Thursday, June 21, 2012

Aviation pioneer Vern Kraemer dies at 95

Vern Kraemer (1917-2012)
We are sorry to report the death of Luverne "Vern" Kraemer.  He died yesterday (6/20/12) at the age of 95 in Rapid City.   

The husband of LCHS vice-president Norma Kraemer, Vern Kraemer was a South Dakota aviation pioneer.  Born in Parker, South Dakota, Kraemer spent his early years in Wood -- and later Nemo.  And while he was first trained as a blacksmith, it was aviation that captured his imagination and attention -- a fascination that lasted more than eight decades.

Kramer earned his pilot's license in 1940 at the Spearfish airport, where he later worked as a mechanic for another aviation pioneer, Clyde Ice.  Your can read much more about this remarkable man in this Vern Kraemer online obituary.

During World War II, Kraemer was a mechanic and pilot with the Civil Air Patrol's Coastal Patrol.  Sixty years ago, after working as a mechanic for Boeing Aircraft and later as a commercial pilot, mechanic and flight instructor, he built the first licensed home-built aircraft in South Dakota.  That American Triwing aircraft is now  exhibited in the terminal building at Rapid City Regional Airport.  That aircraft -- and Vern Kraemer -- were recently the subjects of considerable media coverage, including this story and video carried by the Rapid City Fox News affiliate, KEVN. 

Our thoughts and prayers are with Norma Kraemer and all of the Kraemer family during this difficult time.

Monday, June 4, 2012

Nemo Road area in the flood of '72

by Norma Kraemer

Luverne "Vern" Kraemer and his first wife Bertha survived the Flood of ’72 at their home at the Box K Ranch three miles south of Nemo, SD. Luverne took the pictures in black and white the morning after the flood on June 10, 1972. The water was starting to recede, but the damage was obvious. He traveled as far north as Este Creek and as far south as the Pennington/Meade County line to take these pictures. Washed out bridges blocked travel beyond these locations. For a month after the flood, he had to travel to HWY 385 using Merritt-Estes Road and then to Johnson Siding to get to his job at the Rapid City airport because Nemo Road was impassable to Rapid City. 

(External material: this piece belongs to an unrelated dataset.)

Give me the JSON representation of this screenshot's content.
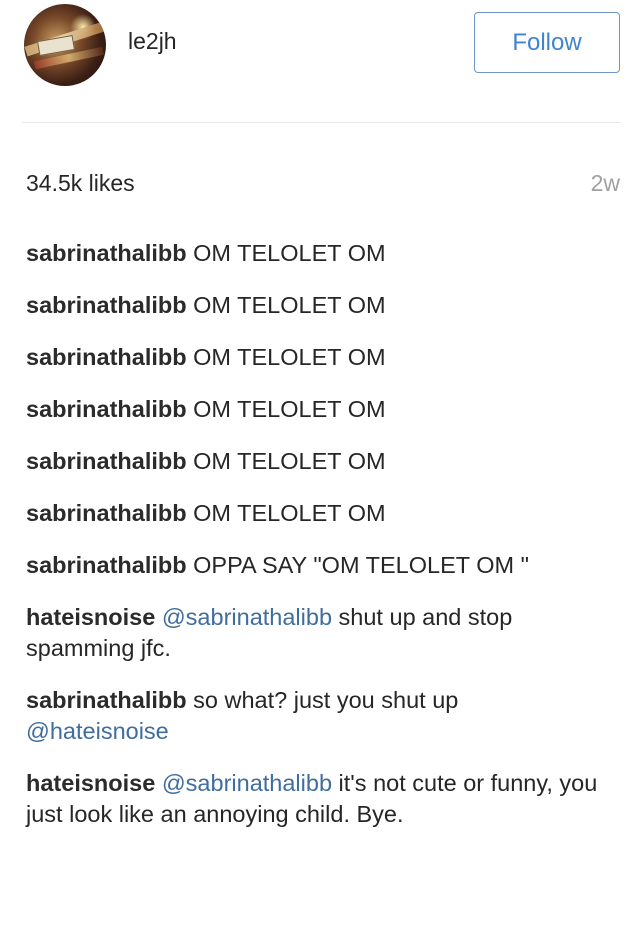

Este Creek flooding at Nemo Road - 10 June 1972
He reports that at the height of the storm on June 9, the lightening was so continuous that it was almost like daylight outside. It rained for six hours for a total of 15”. Box Elder Creek came out of its banks and spread across the valley floor reaching within 75 yards of his home. The home is approximately 180 yards from the creek. Steamboat Rock, a prominent landmark bordering the east of his ranch, and all the surrounding hills were covered with waterfalls. Rocks the size of Volkswagen Beetles were floating down Box Elder Creek. One resident of the Ox Yoke Ranch died by being swept down Box Elder Creek, being found later near Black Hawk, SD.
It took the Lawrence County Road Department several days to remove the rocks covering Nemo Road that came out of the canyon north of the ranch home. Vern had to hire a front-end loader to remove the large rocks that extended into the field. Since he has an airport runway down the valley, for years he would give me a bucket when we walked down the runway to pick up rocks and remove them from the possible path of the aircraft to prevent propeller damage.  This was more than ten years after the flood.   

For more photographs and information about the impact of the 1972 flood in Lawrence County, visit our Historical Marker Gallery.